Under the presidency of General Charles De Gaulle, from 1958 onwards, France slowly began changing course. The new President regarded the war as unwinnable, while it became clear that France had less to gain from holding on to its overseas agricultural possessions than from transforming itself into an industrial nation. De Gaulle opted for a solution that would leave France with some influence in Algeria but in fact meant the end of the colonial status quo. During the first contacts, he tried to keep the Sahara for France, because of the discovery of oil and the perceived need to test nuclear weapons at Reggane. For most colons and many other segments of French society, this was not acceptable, as the ‘loss’ of Algeria would, in fact, mean the end of the French empire. In response, extremist elements in the French army, forming the Organization of the Secret Army (Organisation de l’Armée Secrète, OAS), began a terrorist campaign and even targeted De Gaulle. This led to further bloodshed but did not change the course of history.

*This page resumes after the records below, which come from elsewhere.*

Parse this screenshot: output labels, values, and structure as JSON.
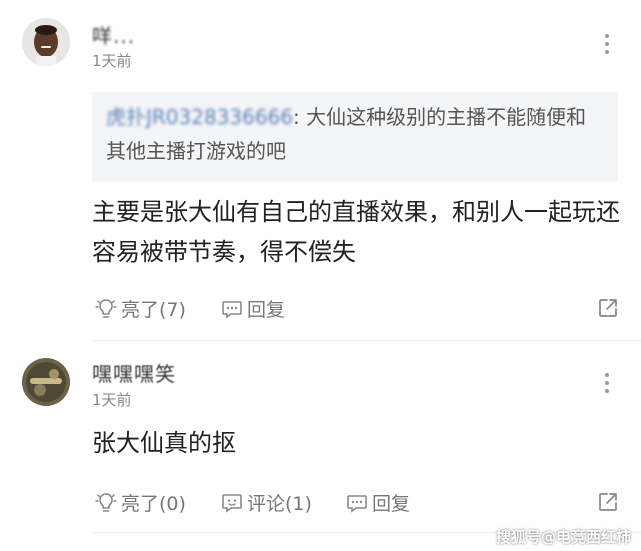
{
  "comments": [
    {
      "username": "咩...",
      "time": "1天前",
      "quote": {
        "name": "虎扑JR0328336666",
        "text": ": 大仙这种级别的主播不能随便和其他主播打游戏的吧"
      },
      "content": "主要是张大仙有自己的直播效果，和别人一起玩还容易被带节奏，得不偿失",
      "actions": {
        "like": "亮了(7)",
        "reply": "回复"
      }
    },
    {
      "username": "嘿嘿嘿笑",
      "time": "1天前",
      "content": "张大仙真的抠",
      "actions": {
        "like": "亮了(0)",
        "comment": "评论(1)",
        "reply": "回复"
      }
    }
  ],
  "watermark": "搜狐号@电竞西红柿",
  "colors": {
    "quote_name": "#5b7fb8",
    "quote_bg": "#f4f5f7",
    "secondary_text": "#8a8a8a"
  }
}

It is estimated that between 400,000 and 1,500,000 Algerians were killed during the war of liberation (1954-1962), usually called the Algerian War of Independence or the Algerian Revolution. The numbers of dead have always been a source of contention: French historians put the number at around 300,000, but it is not always clear whether this includes the many wounded who, after 1962, succumbed to their injuries or those who were made to ‘disappear’. The higher figures of more than one million are part of the official Algerian discourse on the war.